Under a new city policy, everyone will have the right to choose whichever washroom or changing area matches their self-identified gender.
All City of Campbell River washroom facilities will soon have signage prominently placed indicating “the space is inclusive and respects a person’s right to choose the washroom that is appropriate for them,” after a decision made by city council Monday.
A report from General Manager of Facilities and Supplies Management Dave Morris presented to council this week says city staff have “begun discussions on implementing changes to city facilities and policies to ensure that the city is creating inclusive spaces for members of the LGBTQ+ community,” and presented a policy amendment suggestion in order to continue to do so.
The report outlines some of the difficulties members of that community face and suggests that the city should be doing more to offer “spaces that encourage diverse gender expressions,” as that “decreases the risk of margainalization and discrimination while fostering a more supportive and accepting environment predicated on equality and inclusiveness.”
“Due to a lack of understanding within society as a whole, LGBTQ+ people experience high levels of discrimination in employment, housing, health care, education, legal systems, and even in their families,” the report states. “LGBTQ+ people may also have additional identities that may affect the types of discrimination they experience. Groups with such additional identities include LGBTQ+ people of racial, ethnic, or religious minority backgrounds; LGBTQ+ people of lower socioeconomic statuses; LGBTQ+ people with disabilities; LGBTQ+ youth; LGBTQ+ elderly; and others.”

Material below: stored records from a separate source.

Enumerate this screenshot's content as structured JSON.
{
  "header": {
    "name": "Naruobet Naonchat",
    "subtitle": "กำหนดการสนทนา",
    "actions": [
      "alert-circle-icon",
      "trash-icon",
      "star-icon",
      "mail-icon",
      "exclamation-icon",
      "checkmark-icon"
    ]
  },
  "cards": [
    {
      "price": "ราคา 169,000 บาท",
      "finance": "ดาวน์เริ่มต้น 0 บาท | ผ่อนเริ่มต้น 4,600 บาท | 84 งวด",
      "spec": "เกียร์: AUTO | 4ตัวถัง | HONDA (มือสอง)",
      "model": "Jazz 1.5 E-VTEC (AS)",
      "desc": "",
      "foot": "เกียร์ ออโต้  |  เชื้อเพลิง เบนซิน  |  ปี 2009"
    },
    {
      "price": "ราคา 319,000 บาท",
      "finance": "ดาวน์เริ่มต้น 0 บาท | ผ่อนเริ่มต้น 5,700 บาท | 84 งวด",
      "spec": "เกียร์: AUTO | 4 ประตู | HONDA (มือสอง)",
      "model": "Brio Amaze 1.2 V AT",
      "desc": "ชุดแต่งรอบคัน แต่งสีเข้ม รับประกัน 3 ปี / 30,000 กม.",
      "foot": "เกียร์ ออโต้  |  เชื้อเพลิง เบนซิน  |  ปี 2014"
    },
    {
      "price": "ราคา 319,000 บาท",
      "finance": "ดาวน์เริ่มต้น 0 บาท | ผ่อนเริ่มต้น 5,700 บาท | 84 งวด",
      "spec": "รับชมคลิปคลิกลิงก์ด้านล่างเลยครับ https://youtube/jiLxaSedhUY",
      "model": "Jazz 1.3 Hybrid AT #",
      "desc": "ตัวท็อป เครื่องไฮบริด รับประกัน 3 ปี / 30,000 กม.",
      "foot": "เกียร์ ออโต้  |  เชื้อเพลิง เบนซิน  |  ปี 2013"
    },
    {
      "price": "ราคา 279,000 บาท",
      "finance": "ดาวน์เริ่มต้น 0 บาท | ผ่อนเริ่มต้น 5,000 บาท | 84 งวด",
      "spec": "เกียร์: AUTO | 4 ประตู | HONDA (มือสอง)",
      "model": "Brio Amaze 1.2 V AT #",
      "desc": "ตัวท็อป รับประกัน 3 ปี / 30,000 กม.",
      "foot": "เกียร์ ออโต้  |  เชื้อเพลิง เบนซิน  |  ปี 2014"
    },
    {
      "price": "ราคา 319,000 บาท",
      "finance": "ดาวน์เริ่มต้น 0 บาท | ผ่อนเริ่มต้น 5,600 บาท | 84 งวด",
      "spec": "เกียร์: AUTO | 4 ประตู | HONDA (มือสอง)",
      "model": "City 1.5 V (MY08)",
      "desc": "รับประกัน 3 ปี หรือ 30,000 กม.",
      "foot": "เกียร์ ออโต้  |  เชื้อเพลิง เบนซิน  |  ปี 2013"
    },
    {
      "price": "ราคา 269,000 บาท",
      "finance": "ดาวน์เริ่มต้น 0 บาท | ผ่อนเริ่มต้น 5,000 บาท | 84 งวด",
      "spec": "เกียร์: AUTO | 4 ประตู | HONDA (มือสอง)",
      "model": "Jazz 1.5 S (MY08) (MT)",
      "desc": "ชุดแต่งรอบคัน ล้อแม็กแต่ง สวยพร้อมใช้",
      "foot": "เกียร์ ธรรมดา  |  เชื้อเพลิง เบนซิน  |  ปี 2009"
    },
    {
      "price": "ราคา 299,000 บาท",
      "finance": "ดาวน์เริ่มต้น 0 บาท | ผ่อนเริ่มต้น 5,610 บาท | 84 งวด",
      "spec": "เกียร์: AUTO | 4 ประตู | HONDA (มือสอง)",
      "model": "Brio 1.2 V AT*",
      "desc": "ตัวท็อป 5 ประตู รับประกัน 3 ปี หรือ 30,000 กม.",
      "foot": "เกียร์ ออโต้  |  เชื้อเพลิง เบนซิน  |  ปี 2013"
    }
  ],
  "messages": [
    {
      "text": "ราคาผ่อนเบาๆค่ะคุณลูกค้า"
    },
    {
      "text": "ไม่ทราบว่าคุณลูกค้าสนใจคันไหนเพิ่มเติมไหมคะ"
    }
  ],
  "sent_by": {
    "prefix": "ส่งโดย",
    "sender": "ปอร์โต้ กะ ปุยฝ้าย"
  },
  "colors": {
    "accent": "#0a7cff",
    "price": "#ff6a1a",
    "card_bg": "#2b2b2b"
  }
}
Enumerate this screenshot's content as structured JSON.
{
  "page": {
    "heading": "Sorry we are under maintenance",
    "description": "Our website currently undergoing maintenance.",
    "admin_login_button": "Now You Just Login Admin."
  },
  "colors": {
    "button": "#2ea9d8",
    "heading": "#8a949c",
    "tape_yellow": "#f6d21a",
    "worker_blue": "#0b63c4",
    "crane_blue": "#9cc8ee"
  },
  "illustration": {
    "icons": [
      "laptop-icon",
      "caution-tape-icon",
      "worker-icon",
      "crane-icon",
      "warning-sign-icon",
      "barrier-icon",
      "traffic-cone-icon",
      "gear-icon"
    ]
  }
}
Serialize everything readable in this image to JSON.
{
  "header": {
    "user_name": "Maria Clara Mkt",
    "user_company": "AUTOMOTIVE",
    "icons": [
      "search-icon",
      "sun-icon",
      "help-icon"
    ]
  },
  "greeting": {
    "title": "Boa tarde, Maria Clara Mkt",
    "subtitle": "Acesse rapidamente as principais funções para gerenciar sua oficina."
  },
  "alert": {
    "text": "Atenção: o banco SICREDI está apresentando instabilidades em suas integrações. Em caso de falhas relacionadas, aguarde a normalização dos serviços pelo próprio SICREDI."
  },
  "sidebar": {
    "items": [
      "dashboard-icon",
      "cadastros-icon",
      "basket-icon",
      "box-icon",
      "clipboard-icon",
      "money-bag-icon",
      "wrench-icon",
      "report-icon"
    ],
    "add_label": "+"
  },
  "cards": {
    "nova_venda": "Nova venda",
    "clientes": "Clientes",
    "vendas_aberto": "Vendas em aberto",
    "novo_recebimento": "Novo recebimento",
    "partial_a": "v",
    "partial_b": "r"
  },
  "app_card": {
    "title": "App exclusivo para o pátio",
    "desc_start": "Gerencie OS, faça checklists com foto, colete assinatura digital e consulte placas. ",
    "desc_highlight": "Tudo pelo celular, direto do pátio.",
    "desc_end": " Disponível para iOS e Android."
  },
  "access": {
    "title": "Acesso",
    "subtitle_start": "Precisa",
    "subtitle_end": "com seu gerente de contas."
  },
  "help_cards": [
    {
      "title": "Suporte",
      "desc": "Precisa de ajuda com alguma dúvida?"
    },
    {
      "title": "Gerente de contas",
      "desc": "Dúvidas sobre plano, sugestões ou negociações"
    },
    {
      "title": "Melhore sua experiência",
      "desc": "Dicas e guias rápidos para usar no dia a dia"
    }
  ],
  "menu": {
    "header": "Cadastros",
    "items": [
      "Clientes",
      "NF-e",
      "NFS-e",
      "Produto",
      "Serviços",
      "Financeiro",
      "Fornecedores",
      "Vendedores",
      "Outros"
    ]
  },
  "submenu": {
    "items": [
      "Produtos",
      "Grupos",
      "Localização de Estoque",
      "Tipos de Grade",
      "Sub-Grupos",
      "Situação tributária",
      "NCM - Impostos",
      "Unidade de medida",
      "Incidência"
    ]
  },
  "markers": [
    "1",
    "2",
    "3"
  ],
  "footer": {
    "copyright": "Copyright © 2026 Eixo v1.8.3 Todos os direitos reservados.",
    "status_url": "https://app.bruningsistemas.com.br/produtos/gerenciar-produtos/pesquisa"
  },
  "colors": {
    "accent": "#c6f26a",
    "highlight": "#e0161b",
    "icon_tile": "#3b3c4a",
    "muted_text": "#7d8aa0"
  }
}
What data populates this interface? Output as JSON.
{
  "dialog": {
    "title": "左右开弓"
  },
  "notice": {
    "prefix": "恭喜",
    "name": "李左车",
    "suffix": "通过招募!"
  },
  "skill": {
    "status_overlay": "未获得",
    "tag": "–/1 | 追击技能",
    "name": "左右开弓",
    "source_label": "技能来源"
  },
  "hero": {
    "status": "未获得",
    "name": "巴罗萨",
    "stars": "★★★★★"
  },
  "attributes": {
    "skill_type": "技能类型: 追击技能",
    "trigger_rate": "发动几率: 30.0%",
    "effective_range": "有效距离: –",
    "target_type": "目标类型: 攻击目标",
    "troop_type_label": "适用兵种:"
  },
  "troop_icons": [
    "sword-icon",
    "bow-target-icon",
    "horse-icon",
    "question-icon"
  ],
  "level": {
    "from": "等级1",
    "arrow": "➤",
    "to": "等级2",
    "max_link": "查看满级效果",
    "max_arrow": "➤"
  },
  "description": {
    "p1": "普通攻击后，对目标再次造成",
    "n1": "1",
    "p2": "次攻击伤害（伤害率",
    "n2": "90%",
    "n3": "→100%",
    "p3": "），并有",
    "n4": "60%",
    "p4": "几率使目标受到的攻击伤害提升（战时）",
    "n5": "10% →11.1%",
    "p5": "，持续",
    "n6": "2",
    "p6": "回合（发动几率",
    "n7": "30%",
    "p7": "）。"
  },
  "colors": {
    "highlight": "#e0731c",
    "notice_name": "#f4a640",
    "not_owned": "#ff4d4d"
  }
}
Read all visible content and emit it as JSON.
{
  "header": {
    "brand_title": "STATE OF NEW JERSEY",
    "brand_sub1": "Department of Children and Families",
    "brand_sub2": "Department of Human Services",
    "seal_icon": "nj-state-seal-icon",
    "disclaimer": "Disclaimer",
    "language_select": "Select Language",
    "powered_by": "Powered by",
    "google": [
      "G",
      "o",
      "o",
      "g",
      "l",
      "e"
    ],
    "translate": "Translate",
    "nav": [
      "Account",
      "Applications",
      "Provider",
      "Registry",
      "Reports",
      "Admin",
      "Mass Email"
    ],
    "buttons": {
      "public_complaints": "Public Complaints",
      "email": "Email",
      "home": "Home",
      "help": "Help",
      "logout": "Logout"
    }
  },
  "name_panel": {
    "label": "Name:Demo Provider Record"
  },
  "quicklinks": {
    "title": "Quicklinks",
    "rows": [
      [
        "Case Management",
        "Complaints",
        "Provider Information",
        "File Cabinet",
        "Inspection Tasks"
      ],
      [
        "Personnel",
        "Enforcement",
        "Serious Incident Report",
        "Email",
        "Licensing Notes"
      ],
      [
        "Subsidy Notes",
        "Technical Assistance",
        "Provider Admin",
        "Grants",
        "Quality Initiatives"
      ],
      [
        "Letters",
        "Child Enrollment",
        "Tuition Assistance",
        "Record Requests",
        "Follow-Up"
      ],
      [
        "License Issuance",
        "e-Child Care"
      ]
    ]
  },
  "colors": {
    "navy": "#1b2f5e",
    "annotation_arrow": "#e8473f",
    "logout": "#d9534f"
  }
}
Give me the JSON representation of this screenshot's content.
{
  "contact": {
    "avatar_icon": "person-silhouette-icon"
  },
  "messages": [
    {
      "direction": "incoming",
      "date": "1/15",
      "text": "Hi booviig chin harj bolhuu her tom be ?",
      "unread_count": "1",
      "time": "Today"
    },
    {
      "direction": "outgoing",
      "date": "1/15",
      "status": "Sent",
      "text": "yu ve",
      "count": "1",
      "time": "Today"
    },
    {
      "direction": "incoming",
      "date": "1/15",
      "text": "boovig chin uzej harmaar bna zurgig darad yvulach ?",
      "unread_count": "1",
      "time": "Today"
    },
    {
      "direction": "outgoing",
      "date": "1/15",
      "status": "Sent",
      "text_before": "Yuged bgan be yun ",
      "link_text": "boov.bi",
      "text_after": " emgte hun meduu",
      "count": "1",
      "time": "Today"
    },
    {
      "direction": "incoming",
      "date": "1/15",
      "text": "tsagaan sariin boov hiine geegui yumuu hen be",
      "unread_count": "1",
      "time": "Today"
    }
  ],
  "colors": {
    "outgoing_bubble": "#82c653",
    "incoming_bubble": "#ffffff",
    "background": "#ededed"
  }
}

The report also cites changes to the B.C. Human Rights Code that were implemented in 2016, which “now provide explicit protection from discrimination, as opposed to what previously were indirect protections under other categories,” and suggests it is the duty of municipalities to ensure this same inclusiveness in all its public services and amenities.
“Municipalities are responsible for the quality of life of their residents,” the report says. “Equality and inclusion create more sustainable communities where people from all walks of life have the right to, and can participate fully in, social, economic, political and cultural civic life.”
As such, council has implemented the Gender Identity and Expression policy for all city owned and operated facilities, including the museum, Centennial Pool, Discovery Pier, Maritime Heritage Centre, the library, Tidemark Theatre, Campbell River Airport, both fire halls and the Sportsplex.
“No one will be required to provide medical documentation or any other form of ‘proof’ to establish gender identity,” the policy states. “Self-identification is the only criterion required to determine which washroom a person uses.”
Similarly, locker rooms and changing facilities will also fall under this policy.
“Employees and visitors have the right to use a locker room or change facility that corresponds to their gender identity, regardless of their sex assigned at birth,” the policy states. “Where gender neutral spaces do not exist and/or have not been created yet, private spaces will be provided within gender-specific locker room or change facility where possible.”
The policy was adopted at Monday’s public meeting.